+++ Dataset records +++

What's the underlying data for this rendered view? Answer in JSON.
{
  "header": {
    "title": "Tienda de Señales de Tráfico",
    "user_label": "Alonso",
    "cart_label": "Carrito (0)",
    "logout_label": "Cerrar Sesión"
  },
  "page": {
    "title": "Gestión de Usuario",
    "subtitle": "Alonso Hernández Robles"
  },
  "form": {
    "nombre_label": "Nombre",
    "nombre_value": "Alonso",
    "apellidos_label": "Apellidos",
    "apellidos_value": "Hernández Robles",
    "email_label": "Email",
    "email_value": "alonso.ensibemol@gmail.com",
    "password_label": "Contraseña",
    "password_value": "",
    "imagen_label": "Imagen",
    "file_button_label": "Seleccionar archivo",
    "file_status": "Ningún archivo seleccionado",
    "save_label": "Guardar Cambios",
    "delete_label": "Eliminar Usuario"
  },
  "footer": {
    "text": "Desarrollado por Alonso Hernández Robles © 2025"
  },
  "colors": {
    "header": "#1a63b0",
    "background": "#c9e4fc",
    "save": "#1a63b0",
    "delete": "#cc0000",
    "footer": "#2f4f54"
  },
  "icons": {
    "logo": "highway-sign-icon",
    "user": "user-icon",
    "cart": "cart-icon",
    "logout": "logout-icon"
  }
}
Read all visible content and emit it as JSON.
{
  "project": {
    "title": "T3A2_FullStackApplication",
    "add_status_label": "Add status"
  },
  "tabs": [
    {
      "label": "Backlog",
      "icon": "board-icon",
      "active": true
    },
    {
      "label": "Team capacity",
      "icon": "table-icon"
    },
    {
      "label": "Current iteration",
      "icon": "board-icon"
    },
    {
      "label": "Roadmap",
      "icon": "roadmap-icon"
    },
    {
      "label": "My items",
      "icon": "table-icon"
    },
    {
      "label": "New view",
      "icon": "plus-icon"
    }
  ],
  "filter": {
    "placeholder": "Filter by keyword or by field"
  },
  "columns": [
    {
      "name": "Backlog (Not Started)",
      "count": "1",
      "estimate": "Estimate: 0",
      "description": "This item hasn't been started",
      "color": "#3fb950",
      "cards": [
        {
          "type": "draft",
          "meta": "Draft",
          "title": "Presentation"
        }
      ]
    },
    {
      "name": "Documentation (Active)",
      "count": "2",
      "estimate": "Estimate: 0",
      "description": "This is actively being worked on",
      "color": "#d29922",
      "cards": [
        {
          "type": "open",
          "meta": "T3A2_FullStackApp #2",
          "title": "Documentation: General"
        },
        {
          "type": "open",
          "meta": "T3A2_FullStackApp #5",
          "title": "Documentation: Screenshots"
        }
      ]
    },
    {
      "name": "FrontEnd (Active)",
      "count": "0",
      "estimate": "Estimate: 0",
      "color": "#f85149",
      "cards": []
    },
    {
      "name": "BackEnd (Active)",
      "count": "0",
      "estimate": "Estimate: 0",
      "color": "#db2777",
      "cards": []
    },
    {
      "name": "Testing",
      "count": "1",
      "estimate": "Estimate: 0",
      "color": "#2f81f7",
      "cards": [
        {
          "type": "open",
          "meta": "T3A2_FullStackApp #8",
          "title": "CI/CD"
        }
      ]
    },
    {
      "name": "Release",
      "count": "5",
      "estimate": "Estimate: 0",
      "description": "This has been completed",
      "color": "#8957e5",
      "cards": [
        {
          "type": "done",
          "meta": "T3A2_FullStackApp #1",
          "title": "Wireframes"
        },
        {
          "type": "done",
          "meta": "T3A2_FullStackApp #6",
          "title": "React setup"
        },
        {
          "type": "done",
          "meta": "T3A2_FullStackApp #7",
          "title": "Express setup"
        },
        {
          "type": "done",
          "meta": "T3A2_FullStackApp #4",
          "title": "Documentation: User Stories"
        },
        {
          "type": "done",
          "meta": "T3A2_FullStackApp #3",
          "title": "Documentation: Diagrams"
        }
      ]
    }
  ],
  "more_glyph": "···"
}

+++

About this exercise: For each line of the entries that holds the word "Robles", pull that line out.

Task answer:
    "subtitle": "Alonso Hernández Robles"
    "apellidos_value": "Hernández Robles",
    "text": "Desarrollado por Alonso Hernández Robles © 2025"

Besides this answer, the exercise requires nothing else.